TRIPOLI, Libya — The Libyan government on Monday thanked the United States for a Navy SEALs operation that stopped a North Korean-flagged oil tanker from exporting crude loaded onto it by an autonomy-seeking eastern militia.
The SEALs took control of the Morning Glory late Sunday while it was in international waters near Cyprus, the Pentagon said in a statement. Rear Adm. John Kirby said no one was injured in the operation, which was approved by President Barack Obama.
It said that the tanker will return to Libya under the control of sailors from the USS Stout. It was not clear which Libyan port the vessel was sailing for. North Korea says it has nothing to do with the ship.

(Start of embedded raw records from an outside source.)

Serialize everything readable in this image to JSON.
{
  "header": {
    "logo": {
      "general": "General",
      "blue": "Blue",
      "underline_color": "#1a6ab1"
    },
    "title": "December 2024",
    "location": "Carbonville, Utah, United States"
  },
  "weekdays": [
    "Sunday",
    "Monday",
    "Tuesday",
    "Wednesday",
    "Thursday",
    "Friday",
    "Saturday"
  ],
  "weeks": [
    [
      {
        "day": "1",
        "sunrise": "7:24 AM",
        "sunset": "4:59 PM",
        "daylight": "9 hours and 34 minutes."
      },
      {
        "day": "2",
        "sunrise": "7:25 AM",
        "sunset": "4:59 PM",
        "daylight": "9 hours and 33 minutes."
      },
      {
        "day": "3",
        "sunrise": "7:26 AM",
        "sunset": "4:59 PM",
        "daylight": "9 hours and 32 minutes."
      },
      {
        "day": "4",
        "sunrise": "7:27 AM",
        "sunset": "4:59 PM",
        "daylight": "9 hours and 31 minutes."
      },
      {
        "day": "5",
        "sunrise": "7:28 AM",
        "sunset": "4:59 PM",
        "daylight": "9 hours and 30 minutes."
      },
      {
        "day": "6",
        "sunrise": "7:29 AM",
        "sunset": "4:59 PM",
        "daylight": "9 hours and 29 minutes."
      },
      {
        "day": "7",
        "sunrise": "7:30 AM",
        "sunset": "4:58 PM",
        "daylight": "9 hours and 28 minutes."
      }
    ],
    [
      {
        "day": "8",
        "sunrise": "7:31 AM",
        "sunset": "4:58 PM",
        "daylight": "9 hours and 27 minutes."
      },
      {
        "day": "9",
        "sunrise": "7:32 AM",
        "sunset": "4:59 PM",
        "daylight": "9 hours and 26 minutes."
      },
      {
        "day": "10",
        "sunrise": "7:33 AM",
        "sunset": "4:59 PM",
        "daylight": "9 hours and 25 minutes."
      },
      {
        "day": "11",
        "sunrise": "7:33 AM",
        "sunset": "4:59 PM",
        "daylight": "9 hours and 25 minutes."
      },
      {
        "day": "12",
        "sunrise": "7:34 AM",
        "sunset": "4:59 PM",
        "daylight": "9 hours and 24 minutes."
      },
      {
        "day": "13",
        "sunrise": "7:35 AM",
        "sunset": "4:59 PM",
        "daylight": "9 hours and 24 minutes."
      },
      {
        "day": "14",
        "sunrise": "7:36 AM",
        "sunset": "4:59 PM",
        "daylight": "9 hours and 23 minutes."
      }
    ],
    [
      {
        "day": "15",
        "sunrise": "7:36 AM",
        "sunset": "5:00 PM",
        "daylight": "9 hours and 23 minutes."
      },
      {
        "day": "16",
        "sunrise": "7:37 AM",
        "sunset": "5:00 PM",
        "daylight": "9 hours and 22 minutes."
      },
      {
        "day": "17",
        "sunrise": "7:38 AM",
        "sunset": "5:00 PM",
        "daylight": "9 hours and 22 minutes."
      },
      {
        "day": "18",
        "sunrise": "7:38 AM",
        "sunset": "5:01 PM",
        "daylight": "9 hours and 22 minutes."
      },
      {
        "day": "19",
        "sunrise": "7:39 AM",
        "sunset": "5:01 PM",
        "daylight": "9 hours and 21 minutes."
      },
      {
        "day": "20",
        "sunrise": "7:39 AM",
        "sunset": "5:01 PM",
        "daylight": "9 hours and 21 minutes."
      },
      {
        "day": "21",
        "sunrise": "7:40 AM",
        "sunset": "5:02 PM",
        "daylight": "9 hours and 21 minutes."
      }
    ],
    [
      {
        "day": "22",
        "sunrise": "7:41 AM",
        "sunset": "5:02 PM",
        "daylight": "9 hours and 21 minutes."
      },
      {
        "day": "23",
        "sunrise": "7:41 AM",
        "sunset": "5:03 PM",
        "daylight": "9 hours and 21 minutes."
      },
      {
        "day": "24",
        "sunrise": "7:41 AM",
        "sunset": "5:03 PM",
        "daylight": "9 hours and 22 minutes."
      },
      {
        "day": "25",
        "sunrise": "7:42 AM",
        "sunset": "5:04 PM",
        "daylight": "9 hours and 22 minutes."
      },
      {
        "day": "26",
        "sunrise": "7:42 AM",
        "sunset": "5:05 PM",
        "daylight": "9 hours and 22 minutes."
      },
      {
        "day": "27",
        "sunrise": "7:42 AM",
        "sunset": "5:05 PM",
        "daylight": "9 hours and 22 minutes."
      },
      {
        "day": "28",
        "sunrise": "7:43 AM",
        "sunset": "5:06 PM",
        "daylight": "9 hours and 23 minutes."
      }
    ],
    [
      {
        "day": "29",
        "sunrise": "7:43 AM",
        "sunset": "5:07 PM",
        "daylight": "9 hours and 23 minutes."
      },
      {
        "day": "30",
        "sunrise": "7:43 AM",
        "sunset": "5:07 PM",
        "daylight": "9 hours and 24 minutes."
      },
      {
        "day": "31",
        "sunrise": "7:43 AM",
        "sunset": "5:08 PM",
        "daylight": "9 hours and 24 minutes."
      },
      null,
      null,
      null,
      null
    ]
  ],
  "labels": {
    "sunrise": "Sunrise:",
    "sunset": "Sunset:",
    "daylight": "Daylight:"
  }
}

The vessel, whose ownership remains a mystery, sparked political tension in the country after it sailed away with a cargo worth more than 30 million dollars from the port of al-Sidra, in eastern Libya, despite government attempts to seize it. The parliament, which had a long rivalry with then-Prime Minister Ali Zidan, used the crisis to vote him out, saying it had underlined his weakness.
The port is among three of the country’s largest oil terminals, which since last summer have been seized by rebels who demand greater autonomy and equal distribution of oil revenues among the country’s three historic regions.
Cyprus is monitoring the tanker, which had been anchored some 18 nautical miles off its southern coastal town of Limassol when U.S. special forces took control, its Foreign Ministry said in a statement. Adding that the ship was now sailing “in a westward direction” with a U.S. Navy escort.
Libya’s interim government said in a statement Monday that the oil cargo will be unloaded when it arrives in Libya. The crew is safe and will be dealt with in accordance with international law, it added.
“The interim government thanks and appreciates all who contributed to this work … especially international partners, above all the governments of the United States and the Republic of Cyprus,” the government said in a statement, adding: “the oil is the backbone of the national economy and tampering with it … is unacceptable.”
On her Twitter account, U.S. Ambassador to Libya Deborah K. Jones wrote, “glad we were able to respond positively to Libya’s request for help in preventing illegal sale of its oil on stateless ship.”
Since the downfall of longtime dictator Moammar Gadhafi, Libya has struggled to rein in unruly militias, most of which stem from the rebellion that overthrew him.
The attempt to sell oil from the seized terminals was a first, a daring move made by an eastern militia led by former rebel fighter named Ibrahim Jedran, who controls the most vital terminals for the country’s so-called Oil Crescent. He is a founding member of a body known as the Cyrenaica Political Bureau, named after Libya’s eastern region, which aims to replace the state oil company and distribute revenues more equitably itself.
Bureau member Essam al-Jihani on Monday said the tanker incident had drawn international attention to the region’s cause. Speaking by telephone from Ajdabiya, close to al-Sidra port, he said his group is preparing to load a second tanker for export, although it was not possible to verify his claims.
As the tanker crisis appeared to come to an end, a car bomb struck just outside the gates of a military technical school in the eastern city of Benghazi, killing nine soldiers and wounding at least others, Libya’s state news agency and officials said. Hours later, a second blast from a car bomb rocked a central district in the city, killing one person, a security official said.
The first car bomb, which was loaded with explosives, went off as cadets were leaving after an inauguration ceremony, the LANA news agency reported. It said the explosion tore the facade off shops and destroyed several cars in the area.
Bodies of the slain officers and the wounded were taken to the Benghazi Medical Center, security and medical officials said, speaking on condition of anonymity because they were not authorized to talk to the media. Initial reports had said that 14 people were wounded in the bombing, but disparate figures are common in the immediate aftermath of large attacks.
Benghazi, the birthplace of the 2011 uprising that led to Gadhafi’s downfall, has seen a sharp rise in attacks and assassinations targeting military and police troops. The city was the scene of a brazen militant attack on the U.S. Consulate on Sept. 11, 2012 which left four Americans dead, including Ambassador Chris Stevens.
Assassins kill former officers, judges, and activists on a near daily basis in Libya’s east, which includes Benghazi and the Islamist-stronghold of Darna.